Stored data
- - - -

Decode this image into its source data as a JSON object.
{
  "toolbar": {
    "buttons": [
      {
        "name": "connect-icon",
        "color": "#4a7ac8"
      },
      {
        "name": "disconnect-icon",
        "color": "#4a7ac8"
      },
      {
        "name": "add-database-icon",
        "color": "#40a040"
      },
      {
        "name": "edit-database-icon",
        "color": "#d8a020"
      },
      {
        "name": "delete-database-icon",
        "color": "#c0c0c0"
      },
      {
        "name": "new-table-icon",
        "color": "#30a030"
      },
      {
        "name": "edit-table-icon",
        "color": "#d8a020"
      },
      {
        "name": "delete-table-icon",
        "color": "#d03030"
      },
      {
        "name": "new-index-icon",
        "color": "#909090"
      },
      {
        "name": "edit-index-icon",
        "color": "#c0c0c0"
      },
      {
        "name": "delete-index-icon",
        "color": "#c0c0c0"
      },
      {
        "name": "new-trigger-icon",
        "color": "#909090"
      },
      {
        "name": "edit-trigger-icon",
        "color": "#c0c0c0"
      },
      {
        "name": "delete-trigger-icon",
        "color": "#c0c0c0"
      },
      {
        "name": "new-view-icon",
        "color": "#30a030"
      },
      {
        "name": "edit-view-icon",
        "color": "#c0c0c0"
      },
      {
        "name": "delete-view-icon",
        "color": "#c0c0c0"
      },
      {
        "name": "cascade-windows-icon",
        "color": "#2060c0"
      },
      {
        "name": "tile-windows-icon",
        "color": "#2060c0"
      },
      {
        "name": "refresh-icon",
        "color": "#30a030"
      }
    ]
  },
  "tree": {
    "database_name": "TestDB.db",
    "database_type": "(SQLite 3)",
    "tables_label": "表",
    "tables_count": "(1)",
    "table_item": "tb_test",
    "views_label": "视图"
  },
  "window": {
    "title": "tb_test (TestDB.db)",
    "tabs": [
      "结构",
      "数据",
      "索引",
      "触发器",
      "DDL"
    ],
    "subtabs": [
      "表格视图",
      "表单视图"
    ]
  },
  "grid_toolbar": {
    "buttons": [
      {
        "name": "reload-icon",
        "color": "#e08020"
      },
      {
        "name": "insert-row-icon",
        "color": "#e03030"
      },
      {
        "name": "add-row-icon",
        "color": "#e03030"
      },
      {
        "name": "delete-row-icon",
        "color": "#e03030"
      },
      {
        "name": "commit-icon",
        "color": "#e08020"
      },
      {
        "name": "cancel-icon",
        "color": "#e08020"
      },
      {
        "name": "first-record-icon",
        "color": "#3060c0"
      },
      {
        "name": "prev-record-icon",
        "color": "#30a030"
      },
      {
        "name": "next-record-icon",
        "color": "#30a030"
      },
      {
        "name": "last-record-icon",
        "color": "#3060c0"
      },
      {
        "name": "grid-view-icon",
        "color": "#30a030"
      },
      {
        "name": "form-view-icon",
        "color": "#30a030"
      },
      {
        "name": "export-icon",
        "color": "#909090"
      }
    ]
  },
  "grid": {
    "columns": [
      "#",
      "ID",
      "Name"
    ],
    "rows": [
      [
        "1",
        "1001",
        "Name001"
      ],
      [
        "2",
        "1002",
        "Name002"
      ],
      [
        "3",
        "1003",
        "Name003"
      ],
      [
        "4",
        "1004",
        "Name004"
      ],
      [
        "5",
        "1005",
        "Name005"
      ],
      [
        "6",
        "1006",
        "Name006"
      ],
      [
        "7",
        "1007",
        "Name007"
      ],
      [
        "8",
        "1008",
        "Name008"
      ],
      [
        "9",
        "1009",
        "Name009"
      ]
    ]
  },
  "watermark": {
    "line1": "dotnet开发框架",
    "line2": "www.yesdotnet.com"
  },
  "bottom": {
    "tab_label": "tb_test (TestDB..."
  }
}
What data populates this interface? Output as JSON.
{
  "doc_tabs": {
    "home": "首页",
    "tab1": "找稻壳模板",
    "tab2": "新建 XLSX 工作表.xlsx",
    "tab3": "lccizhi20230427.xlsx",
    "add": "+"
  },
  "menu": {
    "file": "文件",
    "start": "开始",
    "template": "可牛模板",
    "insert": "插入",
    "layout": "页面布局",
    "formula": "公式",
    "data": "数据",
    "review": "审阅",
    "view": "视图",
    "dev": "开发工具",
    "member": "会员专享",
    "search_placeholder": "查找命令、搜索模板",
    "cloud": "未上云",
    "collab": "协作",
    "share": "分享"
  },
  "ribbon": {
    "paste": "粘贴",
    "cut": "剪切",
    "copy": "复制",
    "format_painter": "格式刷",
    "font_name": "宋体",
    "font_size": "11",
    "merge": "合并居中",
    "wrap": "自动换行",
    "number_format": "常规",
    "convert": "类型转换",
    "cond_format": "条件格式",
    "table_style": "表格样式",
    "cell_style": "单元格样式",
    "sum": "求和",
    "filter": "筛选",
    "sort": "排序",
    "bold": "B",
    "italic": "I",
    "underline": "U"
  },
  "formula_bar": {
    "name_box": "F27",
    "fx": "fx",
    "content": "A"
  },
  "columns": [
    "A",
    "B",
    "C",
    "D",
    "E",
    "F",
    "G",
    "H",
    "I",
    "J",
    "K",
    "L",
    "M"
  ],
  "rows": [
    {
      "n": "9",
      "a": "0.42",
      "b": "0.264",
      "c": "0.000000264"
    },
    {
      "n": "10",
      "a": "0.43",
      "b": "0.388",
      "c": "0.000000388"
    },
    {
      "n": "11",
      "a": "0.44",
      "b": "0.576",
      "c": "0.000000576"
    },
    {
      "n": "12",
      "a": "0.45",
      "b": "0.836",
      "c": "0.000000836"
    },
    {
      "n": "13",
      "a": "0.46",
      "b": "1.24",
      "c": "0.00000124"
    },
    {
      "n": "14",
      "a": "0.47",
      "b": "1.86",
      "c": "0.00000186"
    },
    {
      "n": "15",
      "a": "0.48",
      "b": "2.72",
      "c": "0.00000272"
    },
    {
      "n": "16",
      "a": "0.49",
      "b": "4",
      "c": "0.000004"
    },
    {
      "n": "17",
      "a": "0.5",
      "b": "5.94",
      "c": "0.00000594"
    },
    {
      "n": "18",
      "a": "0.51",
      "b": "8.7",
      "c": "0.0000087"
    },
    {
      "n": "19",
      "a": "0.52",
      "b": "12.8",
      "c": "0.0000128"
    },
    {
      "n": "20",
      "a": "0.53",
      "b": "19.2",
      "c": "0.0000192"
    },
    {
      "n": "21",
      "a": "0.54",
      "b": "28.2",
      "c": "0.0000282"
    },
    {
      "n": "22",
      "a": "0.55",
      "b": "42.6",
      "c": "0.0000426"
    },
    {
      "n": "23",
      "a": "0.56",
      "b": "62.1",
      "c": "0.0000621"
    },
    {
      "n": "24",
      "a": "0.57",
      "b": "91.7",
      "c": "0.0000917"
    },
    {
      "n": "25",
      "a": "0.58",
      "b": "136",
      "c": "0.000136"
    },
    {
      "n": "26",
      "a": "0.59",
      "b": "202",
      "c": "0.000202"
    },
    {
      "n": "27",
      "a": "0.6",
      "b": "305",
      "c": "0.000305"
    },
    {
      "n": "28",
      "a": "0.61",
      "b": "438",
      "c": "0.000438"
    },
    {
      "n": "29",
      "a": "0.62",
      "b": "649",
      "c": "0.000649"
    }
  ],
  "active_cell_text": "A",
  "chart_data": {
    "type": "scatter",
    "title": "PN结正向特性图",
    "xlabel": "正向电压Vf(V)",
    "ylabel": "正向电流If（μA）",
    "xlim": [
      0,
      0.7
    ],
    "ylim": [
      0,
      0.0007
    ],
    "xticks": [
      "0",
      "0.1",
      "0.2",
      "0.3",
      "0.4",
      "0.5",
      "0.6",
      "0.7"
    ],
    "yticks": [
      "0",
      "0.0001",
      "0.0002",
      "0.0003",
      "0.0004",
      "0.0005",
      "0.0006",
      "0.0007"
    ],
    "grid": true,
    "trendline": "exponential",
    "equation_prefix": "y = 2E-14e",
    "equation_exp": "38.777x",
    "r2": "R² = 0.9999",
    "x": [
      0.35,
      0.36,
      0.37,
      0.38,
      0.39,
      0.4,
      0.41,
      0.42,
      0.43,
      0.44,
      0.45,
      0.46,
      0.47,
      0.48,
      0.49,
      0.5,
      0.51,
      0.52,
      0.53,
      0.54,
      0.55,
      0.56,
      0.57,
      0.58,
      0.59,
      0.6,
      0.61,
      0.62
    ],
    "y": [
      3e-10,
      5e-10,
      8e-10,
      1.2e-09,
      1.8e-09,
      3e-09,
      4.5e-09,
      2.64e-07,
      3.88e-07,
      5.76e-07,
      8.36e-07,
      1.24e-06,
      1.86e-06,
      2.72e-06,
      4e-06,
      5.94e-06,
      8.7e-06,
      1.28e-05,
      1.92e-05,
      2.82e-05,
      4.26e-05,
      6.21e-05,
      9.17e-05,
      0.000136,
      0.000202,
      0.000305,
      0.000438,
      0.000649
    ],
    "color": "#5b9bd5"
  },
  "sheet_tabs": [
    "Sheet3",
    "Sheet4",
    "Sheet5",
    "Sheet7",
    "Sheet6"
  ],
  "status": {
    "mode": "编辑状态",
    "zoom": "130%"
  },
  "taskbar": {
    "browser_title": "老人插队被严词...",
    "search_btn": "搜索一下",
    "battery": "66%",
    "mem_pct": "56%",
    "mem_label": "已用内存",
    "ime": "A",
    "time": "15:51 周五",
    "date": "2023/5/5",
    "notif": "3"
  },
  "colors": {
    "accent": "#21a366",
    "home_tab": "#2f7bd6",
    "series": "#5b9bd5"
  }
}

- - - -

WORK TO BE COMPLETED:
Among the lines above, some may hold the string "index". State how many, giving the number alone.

TASK OUTPUT:
3